As “Samba” – a Senegalese immigrant who has been illegally living in France for 10 years, is the wonderful French actor Omar Sy. For those of you unfamiliar with him, Sy had gotten his start as part of the French comedy duo of Omar & Fred and went on to films with his most prominent being “The Untouchables” for which he won the César Award – touted as the French Oscar – for Best Actor in 2011. In “Samba” he is on form here though possibly a bit more subdued and subtle, a likable guy who just wants to stay in the country (France) as he’s been employed and living with his “L’oncle (Uncle) Lamouna” (Youngar Fall) all that time.
He strikes up a friendship with “Alice” (Charlotte Gainsbourg) a shy charity worker who is more or less volunteering at the immigration center and has some problems of her own which are quite hilariously explained during the film. She tries to help Samba with all his legal paperwork but he is still forced to adopt different names and work in different jobs under the radar of the authorities.
This film is by all means not done as a documentary or political statement. The picture it paints of the French immigration system isn’t too bleak or depressing with some of the other co-workers there offering some of the best comedic outtakes of the film. The characters all have an agreeable warmth to them and as we watch the story patiently play out, you can’t help but feel more charmed by their dilemmas rather than disturbed. Gainsbourg is lovely as the depressed executive who slowly opens up to Samba’s easygoing nature, while Sy invests the character with just the right amount of persuasive nonchalance. Both performers are amusingly supported by Izia Higelin as “Manu” Alice’s colleague and Tahar Rahim as “Wilson aka Walid” Samba’s co-worker and our favourite Arab/Brazilian – who steals a high-rise window-washing, Coca-Cola strip off scene like no other!!!
With Sy being reunited here with the team of Oliver Nakache and Eric Toledano from the 2011’s highly acclaimed The Untouchables who make an unappealing subject engaging and worthwhile that is what makes this completely worth the price of a ticket. One of the better films I’ve seen so far in 2015. Go out and support this film!!
Post Q & A with Omar Sy:
Sy charmingly engaged the audience entertaining us in both French and English – which he wants to learn better and gave far more than most do in these.
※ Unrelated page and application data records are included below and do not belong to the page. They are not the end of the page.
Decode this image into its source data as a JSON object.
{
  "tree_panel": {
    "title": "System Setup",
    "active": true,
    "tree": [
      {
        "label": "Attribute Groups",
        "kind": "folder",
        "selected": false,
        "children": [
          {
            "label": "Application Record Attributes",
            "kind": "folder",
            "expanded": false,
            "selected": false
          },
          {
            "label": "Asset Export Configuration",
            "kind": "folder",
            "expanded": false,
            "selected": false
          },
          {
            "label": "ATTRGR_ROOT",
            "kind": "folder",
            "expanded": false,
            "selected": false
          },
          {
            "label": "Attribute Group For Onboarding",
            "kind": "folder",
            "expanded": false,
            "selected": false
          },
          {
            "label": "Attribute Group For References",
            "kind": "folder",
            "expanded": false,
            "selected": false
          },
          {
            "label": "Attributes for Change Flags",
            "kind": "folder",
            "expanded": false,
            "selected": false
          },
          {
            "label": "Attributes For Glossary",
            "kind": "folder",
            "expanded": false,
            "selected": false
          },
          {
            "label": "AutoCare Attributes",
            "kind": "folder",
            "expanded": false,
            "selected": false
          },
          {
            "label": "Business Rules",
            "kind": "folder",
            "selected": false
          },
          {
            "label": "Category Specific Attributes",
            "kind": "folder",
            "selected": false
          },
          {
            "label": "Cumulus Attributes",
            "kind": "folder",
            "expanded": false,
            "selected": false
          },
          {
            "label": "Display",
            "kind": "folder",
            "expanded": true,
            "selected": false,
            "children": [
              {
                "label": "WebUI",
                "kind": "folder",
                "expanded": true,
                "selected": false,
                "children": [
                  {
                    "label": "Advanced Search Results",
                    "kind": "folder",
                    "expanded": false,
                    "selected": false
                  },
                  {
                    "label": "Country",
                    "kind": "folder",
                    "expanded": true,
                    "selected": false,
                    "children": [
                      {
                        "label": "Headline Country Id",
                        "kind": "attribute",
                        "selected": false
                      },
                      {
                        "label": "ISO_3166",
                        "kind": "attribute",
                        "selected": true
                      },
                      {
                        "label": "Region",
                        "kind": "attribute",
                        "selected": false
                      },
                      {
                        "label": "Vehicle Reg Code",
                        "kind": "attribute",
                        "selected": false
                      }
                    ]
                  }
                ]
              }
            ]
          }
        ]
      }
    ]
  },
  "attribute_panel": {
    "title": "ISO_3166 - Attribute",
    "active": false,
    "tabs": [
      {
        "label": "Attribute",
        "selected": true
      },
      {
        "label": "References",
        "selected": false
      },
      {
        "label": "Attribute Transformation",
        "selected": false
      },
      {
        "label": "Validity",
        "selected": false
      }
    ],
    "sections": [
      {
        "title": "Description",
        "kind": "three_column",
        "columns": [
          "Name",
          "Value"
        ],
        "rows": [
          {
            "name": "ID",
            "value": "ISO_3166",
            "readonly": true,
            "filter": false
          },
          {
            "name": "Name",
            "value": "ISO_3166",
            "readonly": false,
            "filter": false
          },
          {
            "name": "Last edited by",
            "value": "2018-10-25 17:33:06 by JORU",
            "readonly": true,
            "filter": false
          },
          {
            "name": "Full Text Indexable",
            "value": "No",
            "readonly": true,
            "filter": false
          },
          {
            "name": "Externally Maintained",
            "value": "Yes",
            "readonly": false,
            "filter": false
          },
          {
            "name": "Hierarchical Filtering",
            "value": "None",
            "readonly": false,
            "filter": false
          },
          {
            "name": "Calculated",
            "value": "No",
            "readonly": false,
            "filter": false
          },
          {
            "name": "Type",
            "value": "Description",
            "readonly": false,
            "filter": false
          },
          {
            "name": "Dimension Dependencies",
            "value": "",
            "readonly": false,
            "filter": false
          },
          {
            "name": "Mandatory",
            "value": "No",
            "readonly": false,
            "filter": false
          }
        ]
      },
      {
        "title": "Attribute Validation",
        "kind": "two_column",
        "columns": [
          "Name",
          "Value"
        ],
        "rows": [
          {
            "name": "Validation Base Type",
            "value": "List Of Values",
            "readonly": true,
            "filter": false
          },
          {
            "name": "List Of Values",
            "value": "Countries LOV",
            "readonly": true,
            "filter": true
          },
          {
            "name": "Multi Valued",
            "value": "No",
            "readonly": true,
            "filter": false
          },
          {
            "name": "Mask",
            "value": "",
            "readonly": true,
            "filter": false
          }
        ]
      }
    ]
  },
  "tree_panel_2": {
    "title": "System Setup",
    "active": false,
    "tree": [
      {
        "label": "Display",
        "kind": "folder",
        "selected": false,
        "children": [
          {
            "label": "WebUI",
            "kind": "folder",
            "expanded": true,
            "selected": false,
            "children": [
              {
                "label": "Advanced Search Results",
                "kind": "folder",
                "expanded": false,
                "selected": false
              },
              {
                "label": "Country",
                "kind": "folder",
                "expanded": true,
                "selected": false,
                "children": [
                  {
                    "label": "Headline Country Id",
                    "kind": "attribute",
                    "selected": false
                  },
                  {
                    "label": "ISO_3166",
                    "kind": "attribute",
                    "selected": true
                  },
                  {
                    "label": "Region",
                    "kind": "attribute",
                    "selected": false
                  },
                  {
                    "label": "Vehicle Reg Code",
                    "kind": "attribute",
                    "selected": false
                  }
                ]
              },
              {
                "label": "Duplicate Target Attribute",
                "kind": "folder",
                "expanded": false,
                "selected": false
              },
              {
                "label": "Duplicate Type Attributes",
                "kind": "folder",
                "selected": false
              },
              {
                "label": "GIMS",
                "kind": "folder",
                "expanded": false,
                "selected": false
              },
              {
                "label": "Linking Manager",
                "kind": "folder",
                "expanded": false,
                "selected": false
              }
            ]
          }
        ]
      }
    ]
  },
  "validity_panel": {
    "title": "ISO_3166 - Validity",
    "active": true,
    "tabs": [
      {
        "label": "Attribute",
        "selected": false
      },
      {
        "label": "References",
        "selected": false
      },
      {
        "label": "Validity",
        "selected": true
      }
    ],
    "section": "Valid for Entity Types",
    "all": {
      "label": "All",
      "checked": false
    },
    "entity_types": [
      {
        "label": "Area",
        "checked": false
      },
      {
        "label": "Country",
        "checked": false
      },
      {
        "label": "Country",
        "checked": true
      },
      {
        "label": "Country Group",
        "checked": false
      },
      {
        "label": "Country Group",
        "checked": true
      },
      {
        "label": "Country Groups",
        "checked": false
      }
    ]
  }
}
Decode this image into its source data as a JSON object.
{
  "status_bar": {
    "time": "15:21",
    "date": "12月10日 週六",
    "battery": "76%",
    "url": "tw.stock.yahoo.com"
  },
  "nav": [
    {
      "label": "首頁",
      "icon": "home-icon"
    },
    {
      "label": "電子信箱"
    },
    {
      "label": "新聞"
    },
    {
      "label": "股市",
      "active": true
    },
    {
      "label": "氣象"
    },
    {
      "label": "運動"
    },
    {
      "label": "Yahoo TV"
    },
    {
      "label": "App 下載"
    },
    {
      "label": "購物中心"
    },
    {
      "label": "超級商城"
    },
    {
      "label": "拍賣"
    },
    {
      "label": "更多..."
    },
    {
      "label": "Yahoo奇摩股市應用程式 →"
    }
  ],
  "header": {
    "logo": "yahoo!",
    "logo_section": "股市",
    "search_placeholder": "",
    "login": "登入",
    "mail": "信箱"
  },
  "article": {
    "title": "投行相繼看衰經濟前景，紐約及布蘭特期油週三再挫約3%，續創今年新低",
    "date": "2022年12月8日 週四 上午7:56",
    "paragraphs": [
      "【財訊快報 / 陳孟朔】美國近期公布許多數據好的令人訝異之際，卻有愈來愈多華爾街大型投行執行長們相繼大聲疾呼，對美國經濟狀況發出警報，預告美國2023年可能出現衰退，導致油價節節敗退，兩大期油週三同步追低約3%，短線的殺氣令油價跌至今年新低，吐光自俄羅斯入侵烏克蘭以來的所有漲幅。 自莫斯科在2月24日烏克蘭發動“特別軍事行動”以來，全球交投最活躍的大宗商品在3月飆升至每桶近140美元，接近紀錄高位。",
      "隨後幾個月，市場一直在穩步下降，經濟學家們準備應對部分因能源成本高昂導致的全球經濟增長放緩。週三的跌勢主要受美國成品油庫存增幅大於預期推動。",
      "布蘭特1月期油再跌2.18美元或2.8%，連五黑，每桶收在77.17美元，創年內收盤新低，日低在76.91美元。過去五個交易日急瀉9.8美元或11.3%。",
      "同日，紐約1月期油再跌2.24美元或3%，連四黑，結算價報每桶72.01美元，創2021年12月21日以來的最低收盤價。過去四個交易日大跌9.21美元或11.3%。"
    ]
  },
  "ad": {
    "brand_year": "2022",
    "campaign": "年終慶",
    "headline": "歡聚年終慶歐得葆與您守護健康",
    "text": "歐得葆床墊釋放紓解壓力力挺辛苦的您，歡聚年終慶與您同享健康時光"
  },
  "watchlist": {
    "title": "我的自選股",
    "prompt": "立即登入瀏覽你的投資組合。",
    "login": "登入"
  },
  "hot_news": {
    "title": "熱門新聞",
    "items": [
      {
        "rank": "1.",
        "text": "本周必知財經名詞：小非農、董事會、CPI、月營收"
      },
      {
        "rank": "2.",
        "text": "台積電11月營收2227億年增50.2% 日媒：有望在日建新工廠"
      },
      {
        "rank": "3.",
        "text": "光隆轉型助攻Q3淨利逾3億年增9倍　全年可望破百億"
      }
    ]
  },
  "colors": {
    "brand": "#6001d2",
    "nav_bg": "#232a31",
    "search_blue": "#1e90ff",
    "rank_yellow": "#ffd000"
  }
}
Sy noted that even though he’s now been in a few big “Hollywood” films such as Jurassic World & X-Men Days of Future Past, he was attracted to the screenplay of this film and loved the way the story was told it being an interesting topic at this time not only in France but everywhere. With his family being from Senegal-though born in Paris himself-he met with a lot of immigrants in France who helped him shape his character here.
Also something new to me at least is that Omar came from comedy background – talking about the excitement of dramatic challenges in addition to comedy.
Re: the challenges of learning English and working here vs France, he is still learning – he advises work hard and never get discouraged. On what he would like people to take away from seeing this film?
“It’s always difficult to say what people have to think, what people have to learn or what people have to see. The goal for us is to take a different look on these people. And if someone’s view is different after the movie, it’s a success.”
Screening Wednesday, July 22, 2015 courtesy of LAFTV & Broad Green Pictures. Q & A: Friday, July 24, 2015 at Landmark Theaters, Westside
In limited release in theaters now.